One Easy Step: Research Phase

Are people more likely to hop along a red hopscotch course, or a blue one?

Would they prefer to follow a straight set of footprints or one with a big loop-the-loop?

If you put a telescope on a swivelling stand, how many people will stop to peer through it? If you stick an arrow to the ground, will people look to see what it’s pointing at? If they do look, how many of them will stop and follow it?

Matheson Marcault is really interested in cultivating play in public space – but we don’t often get a chance to dig into why some interventions work and others don’t, to watch how people behave in response to different installations and see how tiny changes affect their participation. So we’re really excited to be working on a research project that starts to investigate exactly this: what minimal interventions can really make people play in public space? What subtle changes can increase or decrease the level of their engagement?

We’re doing this at King’s College London, as research for One Easy Step, an installation we’ll be making for the upcoming Arts and Humanities Festival in October.

We’ll be trying out different theories and different super-simple installations in the Quad at the Strand campus for the rest of the month, and watching and writing down exactly what happens each time we change something, add something new, take something away. And then we’ll be writing up everything we find out, and creating a report to share the things we’ve found out.

So far we’ve found out strange little things like:

    • 95% of the people who play are in pairs or groups. Usually the whole group doesn’t play – it’s just one person – but that one person won’t play if they’re on their own.
    • People on their own will, however, do a weird half-play walk – following the line of a hopscotch course but not jumping, for example, or stepping firmly and deliberately in the squares in a way that could be coincidence, but clearly isn’t.
    • The same hopping-and-jumping course laid out as hopscotch boxes or as footprint shapes gets many, many more people engaging with the hopscotch than the footprints.
    • Nobody cares what colour a trail of footprints is – except for smaller kids, who really really do.

…and as we continue to change the setup we hope to find out a lot more.

Alongside our practical research, we’re talking to playground designers, installation artists, curators, architects and other people with an interest in the nitty-gritty of playful public space – finding out what they’ve discovered about getting people to play – and putting some of those interviews online. We’ll also be doing a quick survey of the academic literature in this area – there’s a lot out there, but for practitioners it’s often inaccessible (either literally or metaphorically).

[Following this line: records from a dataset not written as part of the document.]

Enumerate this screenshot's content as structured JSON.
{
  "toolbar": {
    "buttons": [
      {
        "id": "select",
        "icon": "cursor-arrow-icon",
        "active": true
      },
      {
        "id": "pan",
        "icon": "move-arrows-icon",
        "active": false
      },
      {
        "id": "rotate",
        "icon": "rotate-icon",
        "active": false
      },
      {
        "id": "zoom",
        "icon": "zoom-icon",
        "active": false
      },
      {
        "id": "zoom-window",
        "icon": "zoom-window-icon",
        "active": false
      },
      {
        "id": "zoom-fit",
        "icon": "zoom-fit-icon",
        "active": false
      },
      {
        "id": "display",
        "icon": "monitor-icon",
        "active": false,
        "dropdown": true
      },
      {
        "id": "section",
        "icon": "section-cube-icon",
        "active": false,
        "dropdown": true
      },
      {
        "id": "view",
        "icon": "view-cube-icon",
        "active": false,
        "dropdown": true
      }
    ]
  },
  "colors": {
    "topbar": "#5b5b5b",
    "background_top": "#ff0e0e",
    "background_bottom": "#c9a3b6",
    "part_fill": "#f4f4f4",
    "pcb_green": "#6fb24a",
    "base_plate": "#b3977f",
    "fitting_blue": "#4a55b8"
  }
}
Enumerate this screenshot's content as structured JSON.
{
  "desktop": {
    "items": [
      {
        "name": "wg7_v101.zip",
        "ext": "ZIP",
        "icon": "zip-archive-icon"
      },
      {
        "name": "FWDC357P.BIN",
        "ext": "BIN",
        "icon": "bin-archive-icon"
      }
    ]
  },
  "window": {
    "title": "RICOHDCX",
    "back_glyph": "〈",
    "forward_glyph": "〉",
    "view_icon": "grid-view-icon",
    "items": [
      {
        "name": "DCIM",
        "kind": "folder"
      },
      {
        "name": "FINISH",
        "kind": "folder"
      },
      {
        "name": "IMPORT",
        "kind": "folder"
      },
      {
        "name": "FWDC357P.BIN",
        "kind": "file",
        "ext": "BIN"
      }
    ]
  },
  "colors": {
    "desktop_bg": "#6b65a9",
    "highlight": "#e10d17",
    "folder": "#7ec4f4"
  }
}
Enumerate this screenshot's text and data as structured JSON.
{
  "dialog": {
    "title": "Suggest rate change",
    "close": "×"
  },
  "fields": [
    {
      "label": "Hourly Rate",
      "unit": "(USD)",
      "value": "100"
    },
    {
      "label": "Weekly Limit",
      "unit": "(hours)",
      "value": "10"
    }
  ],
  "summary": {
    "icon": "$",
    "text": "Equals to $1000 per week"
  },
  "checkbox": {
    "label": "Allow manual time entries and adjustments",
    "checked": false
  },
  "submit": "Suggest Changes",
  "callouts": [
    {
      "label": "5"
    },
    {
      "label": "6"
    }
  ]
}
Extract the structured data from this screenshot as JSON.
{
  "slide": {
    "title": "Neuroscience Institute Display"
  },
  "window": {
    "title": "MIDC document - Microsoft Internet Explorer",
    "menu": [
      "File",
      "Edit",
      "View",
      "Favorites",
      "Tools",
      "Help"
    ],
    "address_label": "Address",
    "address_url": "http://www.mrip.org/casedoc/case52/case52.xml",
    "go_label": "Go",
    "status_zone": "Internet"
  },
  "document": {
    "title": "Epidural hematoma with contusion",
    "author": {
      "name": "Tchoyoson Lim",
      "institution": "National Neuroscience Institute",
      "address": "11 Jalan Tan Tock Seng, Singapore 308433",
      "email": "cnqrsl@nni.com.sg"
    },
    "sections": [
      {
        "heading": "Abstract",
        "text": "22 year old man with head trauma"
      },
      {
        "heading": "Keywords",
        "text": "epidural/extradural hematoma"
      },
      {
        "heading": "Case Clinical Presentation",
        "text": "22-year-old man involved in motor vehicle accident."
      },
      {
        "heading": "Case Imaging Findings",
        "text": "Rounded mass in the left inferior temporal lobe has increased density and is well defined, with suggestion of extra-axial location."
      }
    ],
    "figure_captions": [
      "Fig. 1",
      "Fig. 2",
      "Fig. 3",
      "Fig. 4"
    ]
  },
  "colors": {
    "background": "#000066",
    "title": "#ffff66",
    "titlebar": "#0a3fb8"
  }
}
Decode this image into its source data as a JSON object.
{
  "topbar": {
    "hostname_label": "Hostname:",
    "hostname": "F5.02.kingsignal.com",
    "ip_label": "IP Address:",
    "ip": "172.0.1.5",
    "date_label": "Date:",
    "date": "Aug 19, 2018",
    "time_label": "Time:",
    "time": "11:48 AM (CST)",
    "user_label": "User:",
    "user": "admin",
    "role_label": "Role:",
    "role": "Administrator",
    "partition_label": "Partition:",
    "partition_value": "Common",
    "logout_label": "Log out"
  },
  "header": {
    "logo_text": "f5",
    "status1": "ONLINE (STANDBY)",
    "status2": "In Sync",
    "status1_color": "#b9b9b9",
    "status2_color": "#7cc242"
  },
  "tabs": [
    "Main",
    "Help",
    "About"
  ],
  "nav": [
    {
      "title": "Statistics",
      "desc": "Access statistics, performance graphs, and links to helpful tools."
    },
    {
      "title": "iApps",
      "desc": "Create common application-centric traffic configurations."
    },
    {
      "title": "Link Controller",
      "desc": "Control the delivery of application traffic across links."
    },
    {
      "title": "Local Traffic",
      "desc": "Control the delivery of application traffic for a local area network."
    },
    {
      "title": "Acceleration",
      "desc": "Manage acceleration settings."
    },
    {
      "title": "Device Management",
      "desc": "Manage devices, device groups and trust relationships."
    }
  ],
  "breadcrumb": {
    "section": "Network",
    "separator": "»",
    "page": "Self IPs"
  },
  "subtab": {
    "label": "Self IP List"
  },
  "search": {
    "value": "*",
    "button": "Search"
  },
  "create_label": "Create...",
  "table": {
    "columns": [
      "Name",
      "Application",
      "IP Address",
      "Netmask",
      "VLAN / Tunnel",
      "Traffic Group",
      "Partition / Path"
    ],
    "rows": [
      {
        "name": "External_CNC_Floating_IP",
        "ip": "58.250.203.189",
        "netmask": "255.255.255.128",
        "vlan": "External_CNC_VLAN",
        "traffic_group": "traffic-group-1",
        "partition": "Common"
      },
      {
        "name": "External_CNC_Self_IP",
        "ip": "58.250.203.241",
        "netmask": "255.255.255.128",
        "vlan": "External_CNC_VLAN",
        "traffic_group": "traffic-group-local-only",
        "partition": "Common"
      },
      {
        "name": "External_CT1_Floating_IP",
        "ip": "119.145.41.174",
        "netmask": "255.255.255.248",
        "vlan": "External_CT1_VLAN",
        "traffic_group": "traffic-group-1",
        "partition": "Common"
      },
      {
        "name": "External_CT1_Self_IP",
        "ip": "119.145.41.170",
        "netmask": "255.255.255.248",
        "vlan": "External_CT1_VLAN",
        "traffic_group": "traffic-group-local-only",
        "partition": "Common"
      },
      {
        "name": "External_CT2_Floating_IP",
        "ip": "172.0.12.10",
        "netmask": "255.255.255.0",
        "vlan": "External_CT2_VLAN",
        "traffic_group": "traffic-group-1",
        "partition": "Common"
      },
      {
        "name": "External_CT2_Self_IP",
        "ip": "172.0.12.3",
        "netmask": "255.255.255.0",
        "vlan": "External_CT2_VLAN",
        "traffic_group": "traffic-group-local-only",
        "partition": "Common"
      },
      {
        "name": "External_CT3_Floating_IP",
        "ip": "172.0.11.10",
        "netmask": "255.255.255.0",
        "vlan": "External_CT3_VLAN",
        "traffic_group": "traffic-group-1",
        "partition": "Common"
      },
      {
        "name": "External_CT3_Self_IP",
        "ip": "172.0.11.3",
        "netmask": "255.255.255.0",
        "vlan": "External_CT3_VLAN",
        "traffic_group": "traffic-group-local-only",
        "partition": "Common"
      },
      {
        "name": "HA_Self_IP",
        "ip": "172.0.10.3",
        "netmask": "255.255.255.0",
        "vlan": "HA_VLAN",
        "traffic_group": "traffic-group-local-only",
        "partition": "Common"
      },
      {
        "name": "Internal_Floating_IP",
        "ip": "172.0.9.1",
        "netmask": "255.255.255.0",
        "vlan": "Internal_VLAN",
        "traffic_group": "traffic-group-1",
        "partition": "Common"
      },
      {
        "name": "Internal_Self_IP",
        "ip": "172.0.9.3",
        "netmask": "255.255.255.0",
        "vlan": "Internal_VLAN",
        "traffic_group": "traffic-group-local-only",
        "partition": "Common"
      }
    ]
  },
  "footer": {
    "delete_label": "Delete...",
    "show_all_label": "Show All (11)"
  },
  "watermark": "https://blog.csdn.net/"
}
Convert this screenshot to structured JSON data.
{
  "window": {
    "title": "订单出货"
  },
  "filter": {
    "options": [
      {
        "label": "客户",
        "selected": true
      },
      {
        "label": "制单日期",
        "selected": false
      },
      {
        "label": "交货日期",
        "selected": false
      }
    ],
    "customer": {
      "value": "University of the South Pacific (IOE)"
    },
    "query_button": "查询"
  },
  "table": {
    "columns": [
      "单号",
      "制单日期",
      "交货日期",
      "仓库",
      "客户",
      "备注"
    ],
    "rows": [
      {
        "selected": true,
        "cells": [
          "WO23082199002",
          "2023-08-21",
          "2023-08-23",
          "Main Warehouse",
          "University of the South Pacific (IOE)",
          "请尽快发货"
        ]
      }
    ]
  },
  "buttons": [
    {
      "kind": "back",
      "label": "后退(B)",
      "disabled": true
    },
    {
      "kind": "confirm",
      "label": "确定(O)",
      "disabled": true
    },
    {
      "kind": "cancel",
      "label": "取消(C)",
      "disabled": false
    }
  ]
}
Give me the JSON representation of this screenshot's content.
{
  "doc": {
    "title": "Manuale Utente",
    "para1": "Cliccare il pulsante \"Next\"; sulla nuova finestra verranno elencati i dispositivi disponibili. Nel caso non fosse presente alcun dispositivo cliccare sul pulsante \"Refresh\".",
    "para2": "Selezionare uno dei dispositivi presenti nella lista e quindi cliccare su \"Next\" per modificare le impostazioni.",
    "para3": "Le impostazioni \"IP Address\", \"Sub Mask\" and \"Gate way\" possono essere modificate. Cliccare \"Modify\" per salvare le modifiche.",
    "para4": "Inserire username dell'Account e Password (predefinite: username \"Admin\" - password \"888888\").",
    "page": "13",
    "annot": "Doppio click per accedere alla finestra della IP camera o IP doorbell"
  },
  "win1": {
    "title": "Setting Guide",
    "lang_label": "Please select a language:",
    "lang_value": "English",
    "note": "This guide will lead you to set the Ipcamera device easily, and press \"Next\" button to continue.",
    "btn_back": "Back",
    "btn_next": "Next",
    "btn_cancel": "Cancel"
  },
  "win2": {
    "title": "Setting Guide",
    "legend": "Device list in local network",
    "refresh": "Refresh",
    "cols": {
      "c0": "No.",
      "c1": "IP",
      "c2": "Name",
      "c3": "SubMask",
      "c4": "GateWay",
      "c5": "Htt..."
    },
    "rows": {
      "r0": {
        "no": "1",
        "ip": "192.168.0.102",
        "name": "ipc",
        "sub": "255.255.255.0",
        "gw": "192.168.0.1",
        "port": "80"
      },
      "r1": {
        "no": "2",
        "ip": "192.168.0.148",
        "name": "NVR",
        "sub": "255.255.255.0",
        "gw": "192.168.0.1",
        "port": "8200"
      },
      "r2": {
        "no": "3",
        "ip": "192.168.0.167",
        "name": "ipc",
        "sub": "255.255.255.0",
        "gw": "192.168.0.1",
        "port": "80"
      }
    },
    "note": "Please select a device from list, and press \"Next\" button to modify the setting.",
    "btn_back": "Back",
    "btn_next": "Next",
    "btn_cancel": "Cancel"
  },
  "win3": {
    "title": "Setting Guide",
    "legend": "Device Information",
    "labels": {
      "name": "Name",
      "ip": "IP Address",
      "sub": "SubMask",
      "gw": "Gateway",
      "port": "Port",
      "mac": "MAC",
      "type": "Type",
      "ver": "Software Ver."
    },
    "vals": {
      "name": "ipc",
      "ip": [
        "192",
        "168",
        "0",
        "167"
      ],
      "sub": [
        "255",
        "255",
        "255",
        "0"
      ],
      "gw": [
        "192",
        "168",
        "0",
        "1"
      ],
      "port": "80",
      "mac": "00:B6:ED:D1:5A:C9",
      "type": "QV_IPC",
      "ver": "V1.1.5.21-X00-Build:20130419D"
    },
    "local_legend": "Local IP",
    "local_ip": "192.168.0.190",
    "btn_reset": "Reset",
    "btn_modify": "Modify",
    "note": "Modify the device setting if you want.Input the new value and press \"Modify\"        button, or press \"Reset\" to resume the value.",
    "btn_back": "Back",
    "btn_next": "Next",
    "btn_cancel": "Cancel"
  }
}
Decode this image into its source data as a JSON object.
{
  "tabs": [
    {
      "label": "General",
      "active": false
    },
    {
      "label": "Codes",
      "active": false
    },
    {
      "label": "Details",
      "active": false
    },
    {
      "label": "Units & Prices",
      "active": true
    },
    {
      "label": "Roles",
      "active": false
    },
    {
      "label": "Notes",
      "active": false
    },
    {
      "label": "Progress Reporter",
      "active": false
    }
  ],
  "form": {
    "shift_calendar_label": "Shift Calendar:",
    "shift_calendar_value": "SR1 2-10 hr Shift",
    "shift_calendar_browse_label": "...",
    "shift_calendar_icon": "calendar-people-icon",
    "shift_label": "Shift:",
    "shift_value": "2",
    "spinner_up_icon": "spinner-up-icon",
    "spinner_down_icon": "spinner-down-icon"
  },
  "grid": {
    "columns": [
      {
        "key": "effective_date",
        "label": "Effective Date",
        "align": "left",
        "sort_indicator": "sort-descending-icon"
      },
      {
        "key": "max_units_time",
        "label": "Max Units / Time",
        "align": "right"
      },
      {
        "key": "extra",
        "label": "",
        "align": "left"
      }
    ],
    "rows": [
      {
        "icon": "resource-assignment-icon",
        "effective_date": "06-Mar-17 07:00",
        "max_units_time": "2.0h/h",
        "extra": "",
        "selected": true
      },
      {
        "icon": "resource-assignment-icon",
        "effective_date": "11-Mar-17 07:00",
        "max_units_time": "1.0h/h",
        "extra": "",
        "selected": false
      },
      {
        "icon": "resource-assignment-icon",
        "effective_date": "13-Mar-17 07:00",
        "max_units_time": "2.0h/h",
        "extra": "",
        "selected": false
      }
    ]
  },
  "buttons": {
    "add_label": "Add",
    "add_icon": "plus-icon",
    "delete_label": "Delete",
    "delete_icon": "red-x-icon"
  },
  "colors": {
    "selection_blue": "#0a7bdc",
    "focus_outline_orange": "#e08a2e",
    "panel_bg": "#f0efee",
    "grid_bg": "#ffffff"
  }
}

We’ll be summarising everything we find out through the process – interviews, reading and watching from our sinister observation tower – into a report at the end. And we’ll be trying our best to make the things we discover useful not just for us but for other people making playful interventions and installations in public space – so if you have a project that you’ve collected interesting stats on, or observations that you’ve written down or even just noticed, and you like to share them, do please drop us a line.

Interesting things for July 2016

Above: Gamepost by Josh Lee, due to appear at the Market Street Prototyping Festival in October.

This is July’s collection of interesting things going on in live games and embodied play – open calls, upcoming events, and interesting articles we’ve come across recently.


Submissions are open for the Leftfield Collection, a curated show of interesting new work that sits within EGX at the NEC, Birmingham, 22nd – 25th September 2016. They say: “We’re also especially interested in accommodating custom hardware and unusual games (e.g. Tenya Wanya Teens, Glow Tag, and Line Wobbler are things we’ve shown before). If you have such a project, by all means submit.”

Response: Block Stop’s “By The End Of Us”

This Tuesday, we popped over to the opening night of Block Stop‘s “By The End Of Us” (running at Southwark Playhouse until 11 June – two more nights, as of now).

We’ve shown Block Stop’s work at a couple of events in the past – at the Wellcome Play Spectacular and at Now Play This 2016. They make “staged interactive events in which participants simultaneously experience both video gaming and theatre”.

What this tends to mean, in practice, is that there’s a playable actor – a performer with a camera strapped to their head – whose point-of-view is livestreamed, in videogame first-person view, to a player. The playable actor asks for advice as they explore tunnels, talk to other performers and hunt for their objectives; the player gives instructions and suggestions, attempting to navigate the actor successfully through the story (solving puzzles, defusing bombs, tracking down enemies, suggesting things to say to other characters, etc etc).